Measuring person-centred practice is helpful in assessing services, the outcomes of particular initiatives and whether or not people’s needs are being met1. It is important in improving the patient experience and reducing the risk of functional decline, creating a culture of constant learning, keeping services accountable, encouraging cultural change and boosting morale.
However, before measuring person-centred practice, we need to know what we are measuring. Do we want to understand what person-centred care means to different people, the type of care patients expect or experience, or the impact?
The tool we choose will depend on whether we are measuring definitions, preferences, experiences or outcomes1.
There are three common methods used to measure person-centred practice:
- surveys and interviews with patients and carers
- surveys and interviews with health professionals
- observation of practice.1

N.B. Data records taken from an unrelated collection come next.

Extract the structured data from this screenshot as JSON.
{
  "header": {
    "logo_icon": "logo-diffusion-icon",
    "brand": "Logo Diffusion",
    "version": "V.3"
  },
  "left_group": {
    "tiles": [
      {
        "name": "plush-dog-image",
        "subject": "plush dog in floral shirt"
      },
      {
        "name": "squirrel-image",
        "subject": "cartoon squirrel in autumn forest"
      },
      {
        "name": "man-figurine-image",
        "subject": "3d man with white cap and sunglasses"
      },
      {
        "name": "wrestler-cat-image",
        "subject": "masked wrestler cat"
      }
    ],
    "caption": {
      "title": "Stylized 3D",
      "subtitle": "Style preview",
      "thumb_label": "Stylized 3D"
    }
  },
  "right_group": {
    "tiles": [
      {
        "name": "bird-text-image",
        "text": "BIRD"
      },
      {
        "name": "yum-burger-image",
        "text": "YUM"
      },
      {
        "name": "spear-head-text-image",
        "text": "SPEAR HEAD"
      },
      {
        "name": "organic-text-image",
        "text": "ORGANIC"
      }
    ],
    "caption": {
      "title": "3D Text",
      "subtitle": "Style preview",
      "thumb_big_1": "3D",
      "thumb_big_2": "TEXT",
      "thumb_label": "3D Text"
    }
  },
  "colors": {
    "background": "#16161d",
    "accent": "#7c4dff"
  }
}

Other methods include focus groups and reviewing patient notes1.
A variety of tools have been used in the field, but there is no one specific resource that can evaluate all aspects of person-centred practice.
1. De Silva, D 2014, Helping measure person-centred care. The Health Foundation, London.
Reviewed 05 October 2015